From time to time I bring home a volume or two and just thumb through them. Besides a certain nostalgia and curiosity about the magazine from a few decades back, I’m fascinated to see New England re-emerge as I turn the pages. This past weekend I did just that, and I’m telling you, I was more entertained than by anything I could have put on the television.
Let me just tell you about one trip down memory lane and see whether you agree.

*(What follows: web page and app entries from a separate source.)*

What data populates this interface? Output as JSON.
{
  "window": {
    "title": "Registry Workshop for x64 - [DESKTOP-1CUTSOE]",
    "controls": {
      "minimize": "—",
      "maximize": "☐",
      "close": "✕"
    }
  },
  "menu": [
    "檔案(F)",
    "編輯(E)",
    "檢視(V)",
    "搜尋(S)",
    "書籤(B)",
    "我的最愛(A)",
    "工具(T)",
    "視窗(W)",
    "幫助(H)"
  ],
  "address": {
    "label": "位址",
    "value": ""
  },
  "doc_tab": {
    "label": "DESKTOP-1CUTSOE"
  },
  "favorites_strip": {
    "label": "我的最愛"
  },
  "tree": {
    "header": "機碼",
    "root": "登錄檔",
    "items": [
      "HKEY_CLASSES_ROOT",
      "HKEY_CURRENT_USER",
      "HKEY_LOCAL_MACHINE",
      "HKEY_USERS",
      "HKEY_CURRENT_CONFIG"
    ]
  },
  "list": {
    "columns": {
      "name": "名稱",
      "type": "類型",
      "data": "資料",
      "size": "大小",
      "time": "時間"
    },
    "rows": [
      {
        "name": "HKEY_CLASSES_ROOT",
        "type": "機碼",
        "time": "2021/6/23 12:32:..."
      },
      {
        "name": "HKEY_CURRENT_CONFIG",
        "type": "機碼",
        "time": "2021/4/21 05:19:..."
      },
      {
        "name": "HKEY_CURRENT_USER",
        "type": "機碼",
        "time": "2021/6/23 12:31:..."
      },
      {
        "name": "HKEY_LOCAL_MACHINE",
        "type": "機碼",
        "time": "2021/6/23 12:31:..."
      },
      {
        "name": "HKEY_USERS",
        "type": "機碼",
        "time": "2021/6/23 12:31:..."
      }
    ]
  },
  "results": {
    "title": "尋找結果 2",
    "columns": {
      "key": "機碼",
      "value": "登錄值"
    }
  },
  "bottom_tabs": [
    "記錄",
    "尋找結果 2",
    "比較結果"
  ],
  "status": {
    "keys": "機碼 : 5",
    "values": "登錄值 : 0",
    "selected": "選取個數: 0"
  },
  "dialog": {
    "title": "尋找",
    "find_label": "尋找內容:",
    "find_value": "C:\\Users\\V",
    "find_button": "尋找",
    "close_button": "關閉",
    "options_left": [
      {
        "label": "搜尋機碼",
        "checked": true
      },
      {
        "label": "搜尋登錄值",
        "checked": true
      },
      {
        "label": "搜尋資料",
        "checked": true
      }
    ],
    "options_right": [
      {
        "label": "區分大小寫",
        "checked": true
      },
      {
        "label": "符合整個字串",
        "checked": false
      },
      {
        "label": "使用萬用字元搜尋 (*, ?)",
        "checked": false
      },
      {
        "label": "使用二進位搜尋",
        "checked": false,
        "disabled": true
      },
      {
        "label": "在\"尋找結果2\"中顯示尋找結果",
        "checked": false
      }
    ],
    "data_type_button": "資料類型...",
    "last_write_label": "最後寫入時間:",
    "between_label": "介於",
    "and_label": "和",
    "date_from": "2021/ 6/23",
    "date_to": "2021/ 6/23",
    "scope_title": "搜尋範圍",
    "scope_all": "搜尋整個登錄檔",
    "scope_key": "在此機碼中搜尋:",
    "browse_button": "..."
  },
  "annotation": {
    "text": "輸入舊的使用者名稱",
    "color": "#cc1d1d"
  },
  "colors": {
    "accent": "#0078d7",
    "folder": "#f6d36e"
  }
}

This came from the September 1978 issue. Its title, “Two Whole Towns for Sale,” pretty much sums it up. Yankee‘s eternally popular “House for Sale” Moseyer (whose identity has been a closely guarded secret from the public ever since I came here) had found one heck of a story. Basically, the entire village of Cambridgeport, Vermont, about halfway between Saxtons River and Grafton Village, was up for grabs. Consider what the Moseyer wrote: “On its main street, Route 121, are 14 houses in addition to the church, Bell’s garage/post office/store, and the plant of Unified Data Products Corp. Of these, a dozen are either openly for sale or most certainly available if you made an offer. Raymond Cushing owns four, including his own, and not including a fifth which he thinks he has sold. One is a little place east of the church for $13,000. Another is a nine-room brick house at $18,000… It would appear you could purchase almost all of Cambridgeport, including the old mill and pond, for somewhere in the vicinity of $200,00, probably less…”
Well, don’t you think that gets our attention today? I’m not immune to the “what-if” game we all play at times. What if you’d bought this little Vermont town 30 years ago — what might you have done with it? It’s a make-believe yet curiously real game of New England Monopoly. I think I may just have to ask the Moseyer to head back to Cambridgeport one of these days to see what happened to all those Vermont houses.